The newspaper's front-page headline declared: "Yes, We Have the Right to Caricature God," accompanied by a new cartoon depicting religious figures from the Muslim, Jewish, Buddhist and Christian faiths on a cloud. The Christian is shown saying, "Don't complain, Muhammad, we've all been caricatured here."

France Soir paired its story and caricatures with a column by French theologian Sohaib Bencheikh, who admonished: "One must find the borders between freedom of expression and freedom to protect the sacred." He added, "Unfortunately, the West has lost its sense of the sacred."

Italy's La Stampa newspaper and the daily El Periodico in Spain also published some of the drawings Wednesday.

Islam considers any artistic renditions of Muhammad blasphemous. In many Muslim nations, English-language newspapers are so reverential that any mention of his name is followed by the letters PBUH, for "peace be upon him."

Outrage over the appearance of the cartoons in Danish and Norwegian newspapers -- one of which depicted Muhammad as an apparent terrorist with a bomb in his turban -- has ignited demonstrations from Turkey to the Gaza Strip, prompted a boycott of Danish products throughout the Middle East, and spurred calls for a religious decree to attack Danish troops serving in Iraq.

The newspapers also have riled Muslim populations in their home countries. Many of Western Europe's estimated 15 million Muslims feel alienated by cultural barriers and job discrimination and stigmatized by anti-immigration movements and anti-terrorism laws that they believe unfairly target members of their faith.

Dalil Boubakeur, president of the French Council of the Muslim Faith, said the French newspaper's decision to publish the offensive cartoons was an act of "real provocation towards the millions of Muslims living in France."

The conservative Danish daily Jyllands-Posten, which first published the caricatures in September, this week apologized for offending Muslims but defended its right to publish the cartoons. Two offices of the newspaper were evacuated this week after receiving bomb threats.

The controversy began when the newspaper asked 12 artists to draw caricatures of Muhammad in response to an author who complained that he could not find an artist willing, under his own name, to illustrate a book about the prophet.

Three weeks ago, a small, evangelical Christian newspaper in Norway, Magazinet, reprinted the cartoons.

Government ministers from 17 Arab nations have asked the Danish government to punish the Jyllands-Posten newspaper for what they called an "offense to Islam."

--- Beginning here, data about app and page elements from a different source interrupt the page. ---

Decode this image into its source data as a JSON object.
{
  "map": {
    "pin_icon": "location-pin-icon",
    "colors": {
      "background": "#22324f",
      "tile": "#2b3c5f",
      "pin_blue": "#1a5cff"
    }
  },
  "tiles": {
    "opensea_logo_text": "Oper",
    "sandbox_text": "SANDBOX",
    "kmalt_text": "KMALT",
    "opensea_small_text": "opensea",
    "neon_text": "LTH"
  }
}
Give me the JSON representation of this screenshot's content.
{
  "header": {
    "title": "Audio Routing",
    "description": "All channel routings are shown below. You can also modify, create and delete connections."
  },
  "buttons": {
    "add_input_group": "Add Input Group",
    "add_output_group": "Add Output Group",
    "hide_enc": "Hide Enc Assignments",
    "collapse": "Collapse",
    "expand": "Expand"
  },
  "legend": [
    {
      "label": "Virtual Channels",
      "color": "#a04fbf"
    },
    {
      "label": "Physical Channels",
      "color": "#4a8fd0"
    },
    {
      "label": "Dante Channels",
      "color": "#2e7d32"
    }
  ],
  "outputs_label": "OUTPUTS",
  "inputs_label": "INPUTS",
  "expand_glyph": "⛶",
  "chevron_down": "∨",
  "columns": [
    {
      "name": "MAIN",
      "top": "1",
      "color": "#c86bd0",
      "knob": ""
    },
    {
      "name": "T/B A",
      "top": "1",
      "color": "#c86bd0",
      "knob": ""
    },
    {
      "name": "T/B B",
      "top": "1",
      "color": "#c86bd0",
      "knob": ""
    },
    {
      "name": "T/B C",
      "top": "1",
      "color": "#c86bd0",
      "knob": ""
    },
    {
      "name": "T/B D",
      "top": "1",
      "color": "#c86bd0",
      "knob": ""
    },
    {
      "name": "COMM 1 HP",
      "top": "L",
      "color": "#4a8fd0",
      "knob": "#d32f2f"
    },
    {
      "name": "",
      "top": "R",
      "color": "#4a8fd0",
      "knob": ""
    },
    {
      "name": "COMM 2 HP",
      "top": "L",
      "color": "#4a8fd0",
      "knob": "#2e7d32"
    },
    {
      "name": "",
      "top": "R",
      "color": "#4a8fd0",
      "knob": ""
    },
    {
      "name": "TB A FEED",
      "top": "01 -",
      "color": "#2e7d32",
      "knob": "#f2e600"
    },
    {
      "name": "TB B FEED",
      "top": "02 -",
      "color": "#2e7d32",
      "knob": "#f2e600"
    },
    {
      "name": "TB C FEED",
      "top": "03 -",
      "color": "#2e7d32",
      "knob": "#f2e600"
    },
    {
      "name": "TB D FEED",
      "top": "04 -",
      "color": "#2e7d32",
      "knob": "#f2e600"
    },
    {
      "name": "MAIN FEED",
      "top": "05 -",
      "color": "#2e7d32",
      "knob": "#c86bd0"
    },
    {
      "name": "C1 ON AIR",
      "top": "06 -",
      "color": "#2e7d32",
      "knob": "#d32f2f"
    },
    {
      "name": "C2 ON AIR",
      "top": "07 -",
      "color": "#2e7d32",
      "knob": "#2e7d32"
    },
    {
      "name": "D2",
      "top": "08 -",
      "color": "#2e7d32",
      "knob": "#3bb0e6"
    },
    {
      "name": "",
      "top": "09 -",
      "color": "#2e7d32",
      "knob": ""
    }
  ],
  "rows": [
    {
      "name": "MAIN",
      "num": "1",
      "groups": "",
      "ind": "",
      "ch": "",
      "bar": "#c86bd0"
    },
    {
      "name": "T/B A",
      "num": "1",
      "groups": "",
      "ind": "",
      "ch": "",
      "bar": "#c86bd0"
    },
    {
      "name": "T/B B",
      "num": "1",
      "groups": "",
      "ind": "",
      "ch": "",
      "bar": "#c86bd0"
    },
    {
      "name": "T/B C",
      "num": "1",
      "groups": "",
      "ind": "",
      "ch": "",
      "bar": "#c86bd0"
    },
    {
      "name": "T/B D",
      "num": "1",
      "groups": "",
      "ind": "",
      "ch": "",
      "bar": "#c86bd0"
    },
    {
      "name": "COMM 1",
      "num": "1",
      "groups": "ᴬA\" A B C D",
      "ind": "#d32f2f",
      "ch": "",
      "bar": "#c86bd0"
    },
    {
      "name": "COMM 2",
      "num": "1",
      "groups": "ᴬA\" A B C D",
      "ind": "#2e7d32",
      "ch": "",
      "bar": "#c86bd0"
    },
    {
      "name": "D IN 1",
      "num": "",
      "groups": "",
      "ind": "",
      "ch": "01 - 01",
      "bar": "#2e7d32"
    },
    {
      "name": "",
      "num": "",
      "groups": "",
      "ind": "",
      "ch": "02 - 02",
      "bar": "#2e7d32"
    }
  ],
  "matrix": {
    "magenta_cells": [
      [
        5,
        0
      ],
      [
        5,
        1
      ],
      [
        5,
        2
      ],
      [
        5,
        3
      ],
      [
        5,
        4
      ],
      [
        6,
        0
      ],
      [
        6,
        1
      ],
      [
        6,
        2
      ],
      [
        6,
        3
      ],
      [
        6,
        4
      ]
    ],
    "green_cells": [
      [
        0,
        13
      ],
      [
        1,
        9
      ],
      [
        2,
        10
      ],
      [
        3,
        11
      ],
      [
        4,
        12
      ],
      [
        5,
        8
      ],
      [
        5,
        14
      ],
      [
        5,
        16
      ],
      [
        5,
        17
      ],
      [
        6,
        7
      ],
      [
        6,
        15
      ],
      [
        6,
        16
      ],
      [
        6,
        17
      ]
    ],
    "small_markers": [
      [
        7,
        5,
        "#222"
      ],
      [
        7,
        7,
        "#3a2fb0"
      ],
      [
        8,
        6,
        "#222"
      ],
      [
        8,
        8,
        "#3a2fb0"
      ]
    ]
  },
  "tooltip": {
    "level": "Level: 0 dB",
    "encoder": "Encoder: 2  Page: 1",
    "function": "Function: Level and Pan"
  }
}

The French-based Carrefour grocery chain pulled Danish products from its shelves in Egypt, the United Arab Emirates, Oman and Qatar in response to a boycott the company said was costing it $2.4 million a day, about 8 percent of its global revenue.

© 2006 The Washington Post Company